I have a host mother, who I call auntyji, as well as two host siblings living here. My host sister wants to be a photographer and has already been a tremendous resource on where to go in Lucknow. My host brother, who hasn’t really engaged with us so far, just came back from studies in London. Auntyji says all her children were educated in either Oxford or Kings College and she has family all over the USA and Europe. The host family in general seems well-traveled and well-educated, but most importantly, so caring of the students they host, of which they seem to have a lot of experience. My host mother clearly understands all our English but mainly answers us in Urdu – with that sort of support I feel like I’ll learn the language in no time!

Here are some photos of my room and ensuite bathroom

My bed! <3

View out my window!

My bathroom

In the afternoon we sat and chatted with auntyji in the TV room. The rest of the afternoon was unplanned so Sabrina, Yasin, and I chose to watch a movie. Just as we were ready to press play a strong breeze brushed through the courtyard and into the house. Thunder rolled in and soon the skies opened up – the monsoon was here! We watched in awe at the rain pelting down. We hadn’t expected the monsoon to come for another week! Apparently the monsoon gives some preview rain showers before it actually hits. It is getting hotter by the day and the 5-minute rain that comes once in a while does little to curb the heat. Oh well.

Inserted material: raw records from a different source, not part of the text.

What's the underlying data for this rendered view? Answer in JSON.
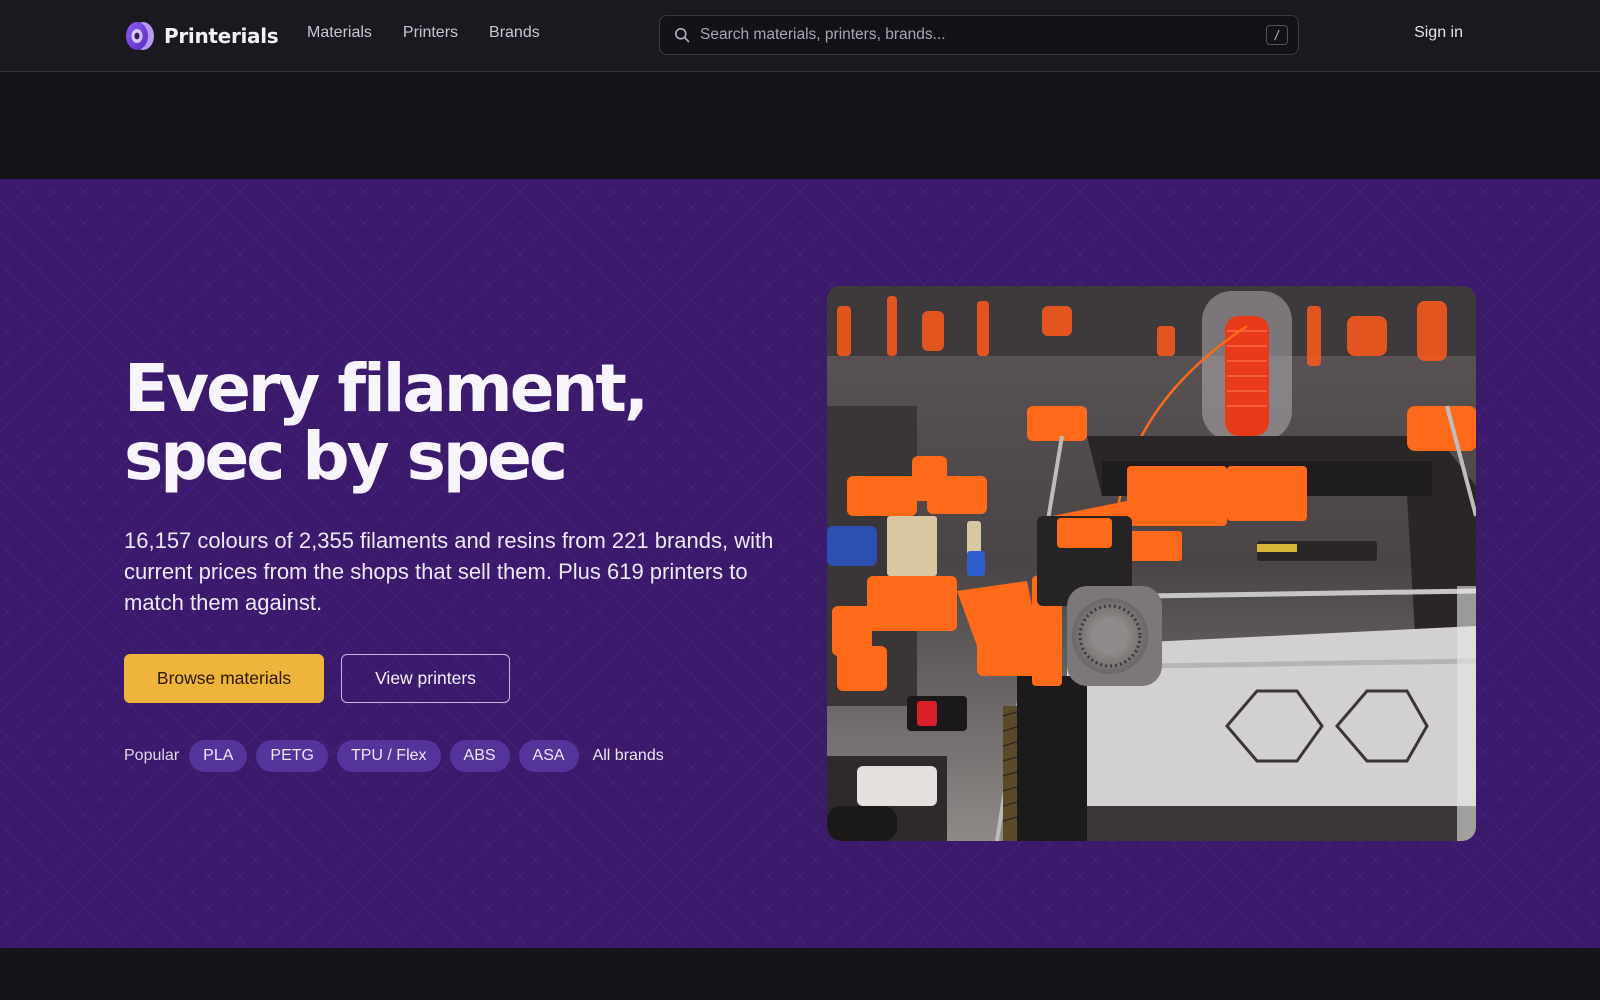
{
  "brand": {
    "name": "Printerials"
  },
  "nav": {
    "items": [
      {
        "label": "Materials"
      },
      {
        "label": "Printers"
      },
      {
        "label": "Brands"
      }
    ]
  },
  "search": {
    "placeholder": "Search materials, printers, brands...",
    "shortcut": "/"
  },
  "header": {
    "signin_label": "Sign in"
  },
  "hero": {
    "title_line1": "Every filament,",
    "title_line2": "spec by spec",
    "description": "16,157 colours of 2,355 filaments and resins from 221 brands, with current prices from the shops that sell them. Plus 619 printers to match them against.",
    "primary_button": "Browse materials",
    "secondary_button": "View printers",
    "popular_label": "Popular",
    "popular_chips": [
      {
        "label": "PLA"
      },
      {
        "label": "PETG"
      },
      {
        "label": "TPU / Flex"
      },
      {
        "label": "ABS"
      },
      {
        "label": "ASA"
      }
    ],
    "all_brands_label": "All brands"
  },
  "colors": {
    "hero_bg": "#3b1a6e",
    "accent": "#efb43c",
    "chip_bg": "#54339a",
    "page_bg": "#15141b",
    "printed_parts": "#ff6a1a"
  }
}
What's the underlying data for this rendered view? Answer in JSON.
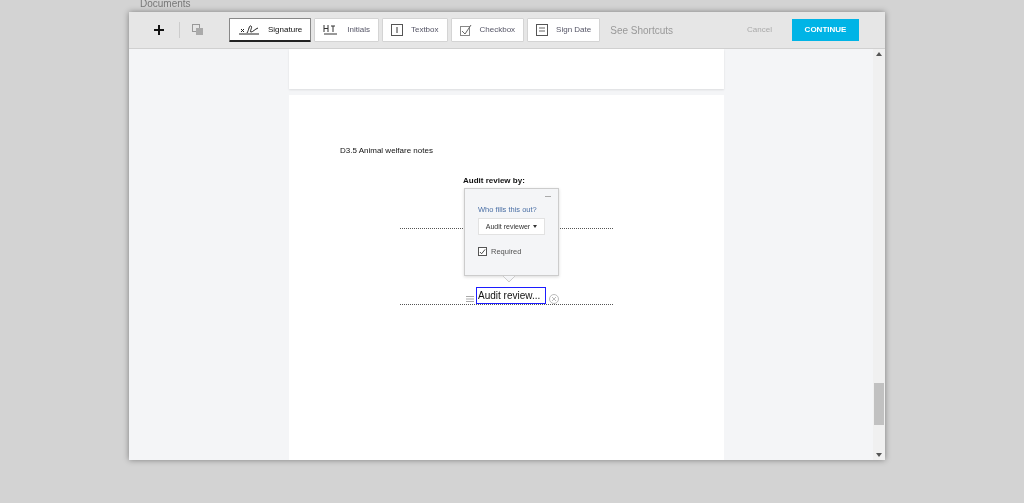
{
  "background_title": "Documents",
  "toolbar": {
    "tools": [
      {
        "kind": "signature",
        "label": "Signature",
        "selected": true
      },
      {
        "kind": "initials",
        "label": "Initials",
        "selected": false
      },
      {
        "kind": "textbox",
        "label": "Textbox",
        "selected": false
      },
      {
        "kind": "checkbox",
        "label": "Checkbox",
        "selected": false
      },
      {
        "kind": "date",
        "label": "Sign Date",
        "selected": false
      }
    ],
    "shortcuts_link": "See Shortcuts",
    "cancel": "Cancel",
    "continue": "CONTINUE"
  },
  "page": {
    "section_title": "D3.5 Animal welfare notes",
    "field_label": "Audit review by:",
    "field_value": "Audit review...",
    "popover": {
      "question": "Who fills this out?",
      "assignee": "Audit reviewer",
      "required_label": "Required",
      "required": true
    }
  }
}
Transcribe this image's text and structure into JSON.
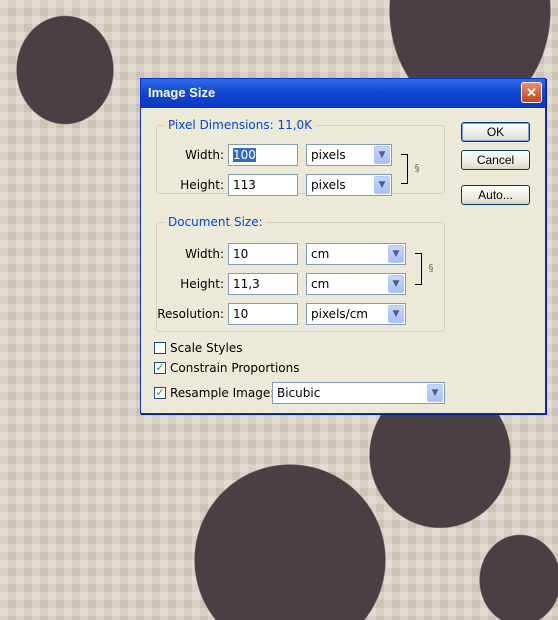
{
  "dialog": {
    "title": "Image Size",
    "close_glyph": "✕"
  },
  "pixel_dimensions": {
    "legend": "Pixel Dimensions:  11,0K",
    "width_label": "Width:",
    "width_value": "100",
    "width_unit": "pixels",
    "height_label": "Height:",
    "height_value": "113",
    "height_unit": "pixels"
  },
  "document_size": {
    "legend": "Document Size:",
    "width_label": "Width:",
    "width_value": "10",
    "width_unit": "cm",
    "height_label": "Height:",
    "height_value": "11,3",
    "height_unit": "cm",
    "resolution_label": "Resolution:",
    "resolution_value": "10",
    "resolution_unit": "pixels/cm"
  },
  "options": {
    "scale_styles_label": "Scale Styles",
    "scale_styles_checked": false,
    "constrain_label": "Constrain Proportions",
    "constrain_checked": true,
    "resample_label": "Resample Image:",
    "resample_checked": true,
    "resample_method": "Bicubic"
  },
  "buttons": {
    "ok": "OK",
    "cancel": "Cancel",
    "auto": "Auto..."
  },
  "icons": {
    "dropdown": "chevron-down-icon",
    "chain": "chain-link-icon",
    "check": "✓",
    "arrow": "▼",
    "link": "§"
  }
}
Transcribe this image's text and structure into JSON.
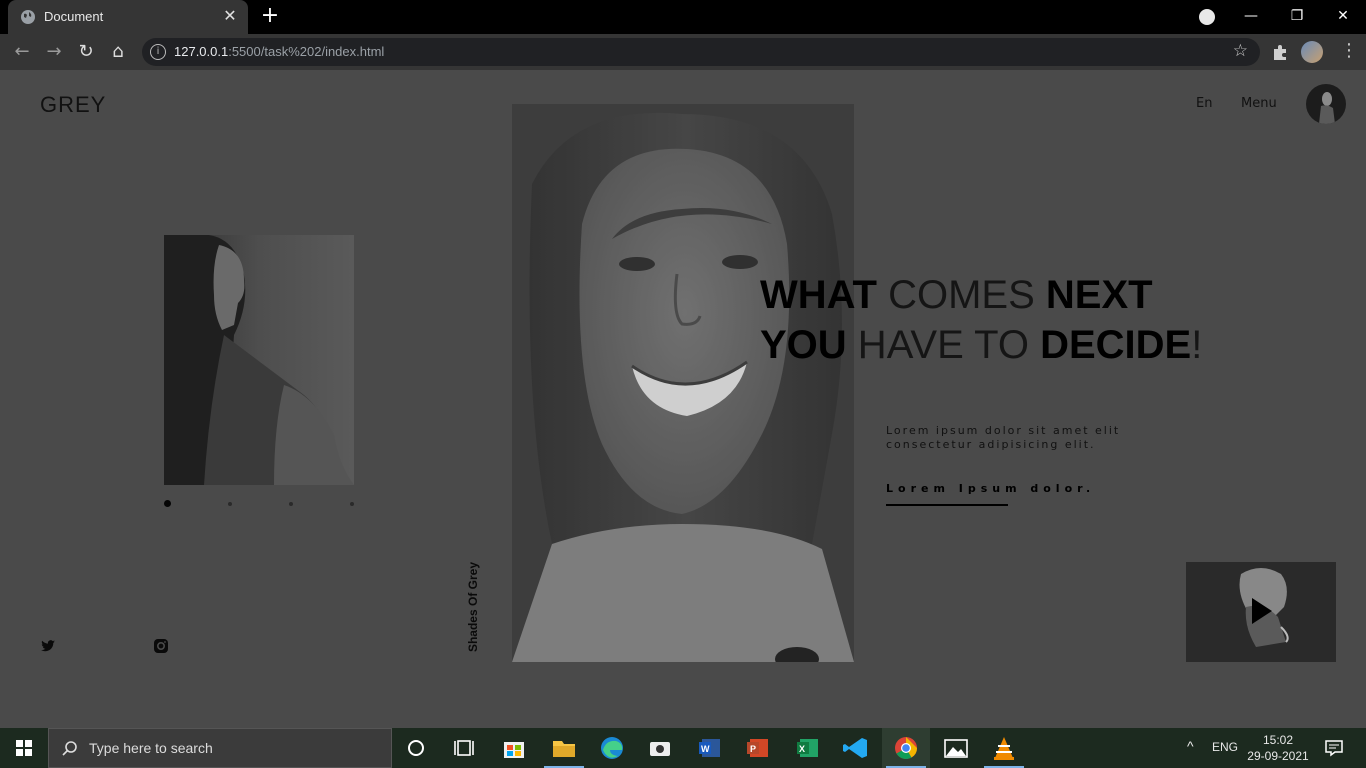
{
  "browser": {
    "tab_title": "Document",
    "close_glyph": "✕",
    "newtab_glyph": "+",
    "url_host": "127.0.0.1",
    "url_rest": ":5500/task%202/index.html",
    "info_glyph": "i",
    "star_glyph": "☆",
    "back_glyph": "←",
    "forward_glyph": "→",
    "reload_glyph": "↻",
    "home_glyph": "⌂",
    "kebab_glyph": "⋮",
    "minimize_glyph": "—",
    "restore_glyph": "❐",
    "winclose_glyph": "✕",
    "icons": [
      "globe-icon",
      "close-icon",
      "plus-icon",
      "back-icon",
      "forward-icon",
      "reload-icon",
      "home-icon",
      "info-icon",
      "star-icon",
      "puzzle-icon",
      "profile-avatar",
      "kebab-icon"
    ]
  },
  "page": {
    "logo": "GREY",
    "nav": {
      "lang": "En",
      "menu": "Menu"
    },
    "vertical_text": "Shades Of Grey",
    "headline": {
      "line1_bold1": "WHAT",
      "line1_light": " COMES ",
      "line1_bold2": "NEXT",
      "line2_bold1": "YOU",
      "line2_light": " HAVE TO ",
      "line2_bold2": "DECIDE",
      "line2_end": "!"
    },
    "description": "Lorem ipsum dolor sit amet elit consectetur adipisicing elit.",
    "cta": "Lorem Ipsum dolor.",
    "slider": {
      "count": 4,
      "active_index": 0
    },
    "social": [
      "twitter-icon",
      "instagram-icon"
    ]
  },
  "taskbar": {
    "search_placeholder": "Type here to search",
    "lang": "ENG",
    "time": "15:02",
    "date": "29-09-2021",
    "chevron": "^",
    "apps": [
      "cortana-icon",
      "task-view-icon",
      "store-icon",
      "file-explorer-icon",
      "edge-icon",
      "camera-icon",
      "word-icon",
      "powerpoint-icon",
      "excel-icon",
      "vscode-icon",
      "chrome-icon",
      "photos-icon",
      "vlc-icon"
    ]
  },
  "colors": {
    "page_bg": "#4a4a4a",
    "chrome_bg": "#353535",
    "taskbar_bg": "#1c2a1f"
  }
}
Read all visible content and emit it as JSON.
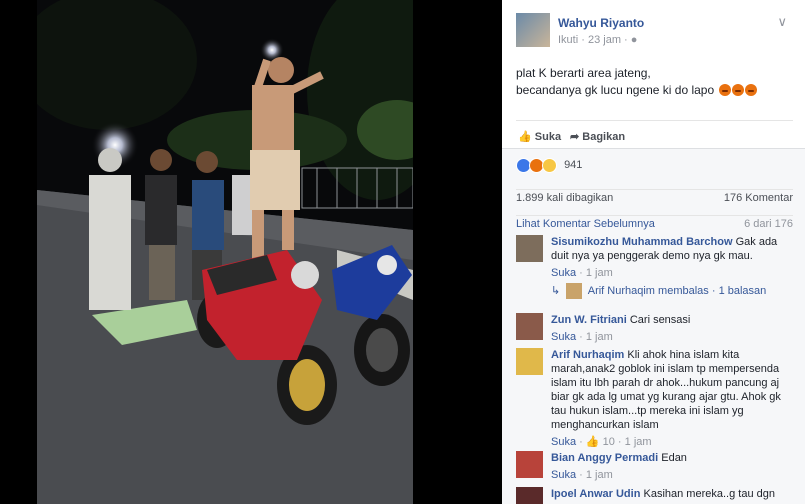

At dinner auntyji and the cook made us a very lightly-spiced dish of tofu (she had read in a magazine that Americans liked tofu), chapatti/roti with cheese, potatoes, corn, and shedded cucumber in custard. It was actually very good but we told her we are ready to handle Indian spice if she wants to give it to us. We finished the meal with my first taste of Indian mango – absolutely delicious, confirming that aam (the Urdu/Hindi name for mango) is still my favorite fruit.

At the dinner table we talked about Lucknow and Bollywood. We were all tired though and soon went off to bed. I took a nice cold shower before bed, although it did little to help the sticky heat of the night, as the electricity had gone out earlier that afternoon and still hasn’t returned this morning. Welcome to India!

I hope you enjoyed the blog post. I'm so happy I finally got to post it! Next posts will showcase photos taken on the roads of Lucknow, that are run in total chaos by cows, mangos, and motorcycles mostly (the monkeys dominate the bridges), my shopping excursions, and my trip to the Bara Imambara and Chota Imambara (shi'a shrines in Lucknow). I will also be doing more exploring of Lucknow this weekend and will certainly have pictures and stories about that to post as well. In other news my classes are super challenging, but my teachers and fellow students are all amazing and in this environment I am learning so much! 

Khuda hafiz!

No comments:

Post a Comment